ABOUT THIS EXERCISE: Look through the data below for the string "JSON", and copy every line where it turns up.
====
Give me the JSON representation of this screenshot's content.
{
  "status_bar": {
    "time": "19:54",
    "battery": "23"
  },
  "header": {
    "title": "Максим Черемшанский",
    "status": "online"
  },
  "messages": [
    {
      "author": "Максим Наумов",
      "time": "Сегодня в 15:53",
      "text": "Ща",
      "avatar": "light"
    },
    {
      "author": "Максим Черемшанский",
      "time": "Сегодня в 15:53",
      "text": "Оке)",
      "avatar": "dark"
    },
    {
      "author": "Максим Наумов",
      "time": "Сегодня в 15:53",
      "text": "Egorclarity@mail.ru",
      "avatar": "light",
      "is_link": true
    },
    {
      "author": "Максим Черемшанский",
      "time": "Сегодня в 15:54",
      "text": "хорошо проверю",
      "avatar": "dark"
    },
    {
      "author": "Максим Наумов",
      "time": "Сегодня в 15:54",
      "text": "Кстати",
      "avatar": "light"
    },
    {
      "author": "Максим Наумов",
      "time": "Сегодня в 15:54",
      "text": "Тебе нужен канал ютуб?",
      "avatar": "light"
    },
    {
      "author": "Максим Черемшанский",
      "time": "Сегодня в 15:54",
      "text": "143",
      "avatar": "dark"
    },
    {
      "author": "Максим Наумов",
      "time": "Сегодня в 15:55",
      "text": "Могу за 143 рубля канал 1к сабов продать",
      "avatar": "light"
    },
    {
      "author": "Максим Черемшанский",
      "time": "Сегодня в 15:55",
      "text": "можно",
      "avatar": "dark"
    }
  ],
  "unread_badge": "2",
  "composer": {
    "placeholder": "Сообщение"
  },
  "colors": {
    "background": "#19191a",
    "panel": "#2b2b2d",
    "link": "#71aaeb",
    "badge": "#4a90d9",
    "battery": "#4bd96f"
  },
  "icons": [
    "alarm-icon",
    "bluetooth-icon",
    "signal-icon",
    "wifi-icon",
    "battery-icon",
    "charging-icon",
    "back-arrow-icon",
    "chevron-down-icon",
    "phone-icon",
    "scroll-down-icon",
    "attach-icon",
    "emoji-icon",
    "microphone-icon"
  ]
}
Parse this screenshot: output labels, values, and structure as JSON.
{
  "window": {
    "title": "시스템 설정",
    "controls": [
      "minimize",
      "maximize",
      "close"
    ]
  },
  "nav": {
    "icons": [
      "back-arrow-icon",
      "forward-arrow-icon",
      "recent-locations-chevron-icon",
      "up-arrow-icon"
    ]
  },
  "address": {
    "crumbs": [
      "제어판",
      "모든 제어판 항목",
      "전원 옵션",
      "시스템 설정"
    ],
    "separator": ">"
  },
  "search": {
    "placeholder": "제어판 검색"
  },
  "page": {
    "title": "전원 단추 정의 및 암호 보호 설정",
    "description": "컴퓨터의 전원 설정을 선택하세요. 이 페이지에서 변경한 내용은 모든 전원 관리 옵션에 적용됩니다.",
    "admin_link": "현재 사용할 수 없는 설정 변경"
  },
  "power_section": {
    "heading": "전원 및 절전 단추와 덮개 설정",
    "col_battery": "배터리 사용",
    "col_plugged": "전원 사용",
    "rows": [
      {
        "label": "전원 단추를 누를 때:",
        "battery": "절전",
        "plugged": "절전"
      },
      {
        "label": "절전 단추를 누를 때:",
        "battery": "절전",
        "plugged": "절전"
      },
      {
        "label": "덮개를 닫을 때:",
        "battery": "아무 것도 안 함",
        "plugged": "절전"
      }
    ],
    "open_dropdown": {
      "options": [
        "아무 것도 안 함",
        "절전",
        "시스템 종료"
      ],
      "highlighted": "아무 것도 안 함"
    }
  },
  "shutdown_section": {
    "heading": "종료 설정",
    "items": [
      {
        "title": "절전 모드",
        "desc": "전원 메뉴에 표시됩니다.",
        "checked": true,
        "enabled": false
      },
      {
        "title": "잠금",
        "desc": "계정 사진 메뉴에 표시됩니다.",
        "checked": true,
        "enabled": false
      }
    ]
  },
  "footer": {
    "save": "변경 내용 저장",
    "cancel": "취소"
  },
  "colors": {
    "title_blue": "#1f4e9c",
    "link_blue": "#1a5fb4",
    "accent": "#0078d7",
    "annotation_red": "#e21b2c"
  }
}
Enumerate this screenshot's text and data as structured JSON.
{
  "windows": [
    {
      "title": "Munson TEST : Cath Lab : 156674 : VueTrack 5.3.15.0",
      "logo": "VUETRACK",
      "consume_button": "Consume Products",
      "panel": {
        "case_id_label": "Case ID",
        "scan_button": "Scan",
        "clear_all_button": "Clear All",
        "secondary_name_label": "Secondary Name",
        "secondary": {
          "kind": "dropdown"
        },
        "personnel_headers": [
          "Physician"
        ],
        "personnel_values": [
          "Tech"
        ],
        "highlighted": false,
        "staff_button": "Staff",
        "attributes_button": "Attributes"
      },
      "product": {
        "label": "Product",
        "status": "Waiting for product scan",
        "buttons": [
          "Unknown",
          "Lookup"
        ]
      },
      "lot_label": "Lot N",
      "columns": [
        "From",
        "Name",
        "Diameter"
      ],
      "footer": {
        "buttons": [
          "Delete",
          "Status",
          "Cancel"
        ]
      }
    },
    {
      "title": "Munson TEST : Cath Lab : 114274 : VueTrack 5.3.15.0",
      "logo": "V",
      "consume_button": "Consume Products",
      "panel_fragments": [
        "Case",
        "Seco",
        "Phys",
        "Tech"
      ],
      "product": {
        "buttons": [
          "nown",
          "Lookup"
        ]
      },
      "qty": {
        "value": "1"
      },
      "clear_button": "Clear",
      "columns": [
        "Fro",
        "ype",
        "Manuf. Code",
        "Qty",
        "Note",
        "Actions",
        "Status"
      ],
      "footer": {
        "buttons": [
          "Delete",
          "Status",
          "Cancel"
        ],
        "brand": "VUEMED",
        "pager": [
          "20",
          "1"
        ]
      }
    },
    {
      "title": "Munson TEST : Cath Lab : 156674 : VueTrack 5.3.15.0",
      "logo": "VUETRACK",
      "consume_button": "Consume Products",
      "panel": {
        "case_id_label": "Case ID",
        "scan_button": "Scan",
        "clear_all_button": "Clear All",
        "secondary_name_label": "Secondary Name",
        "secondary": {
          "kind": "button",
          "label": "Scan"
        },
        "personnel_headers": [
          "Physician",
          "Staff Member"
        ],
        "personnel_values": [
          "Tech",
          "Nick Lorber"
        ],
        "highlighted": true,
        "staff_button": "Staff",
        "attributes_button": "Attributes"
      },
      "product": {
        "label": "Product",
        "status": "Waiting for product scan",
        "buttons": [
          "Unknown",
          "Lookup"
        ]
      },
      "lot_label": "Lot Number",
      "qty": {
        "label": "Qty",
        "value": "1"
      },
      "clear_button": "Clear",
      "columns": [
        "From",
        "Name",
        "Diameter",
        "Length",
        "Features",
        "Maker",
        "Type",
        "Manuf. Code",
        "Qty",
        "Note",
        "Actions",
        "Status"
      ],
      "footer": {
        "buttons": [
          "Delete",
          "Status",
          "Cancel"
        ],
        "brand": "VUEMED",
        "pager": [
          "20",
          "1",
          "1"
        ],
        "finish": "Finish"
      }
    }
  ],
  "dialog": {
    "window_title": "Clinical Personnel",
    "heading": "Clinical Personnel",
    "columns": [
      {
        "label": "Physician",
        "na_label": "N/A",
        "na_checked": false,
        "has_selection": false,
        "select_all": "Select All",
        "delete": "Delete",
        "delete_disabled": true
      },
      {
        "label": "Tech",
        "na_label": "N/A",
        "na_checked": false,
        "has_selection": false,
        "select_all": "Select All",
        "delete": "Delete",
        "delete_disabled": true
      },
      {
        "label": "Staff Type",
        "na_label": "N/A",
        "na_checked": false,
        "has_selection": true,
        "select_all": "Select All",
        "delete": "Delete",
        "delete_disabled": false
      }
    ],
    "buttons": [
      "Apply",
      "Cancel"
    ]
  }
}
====
TASK ANSWER:
Give me the JSON representation of this screenshot's content.
Parse this screenshot: output labels, values, and structure as JSON.
Enumerate this screenshot's text and data as structured JSON.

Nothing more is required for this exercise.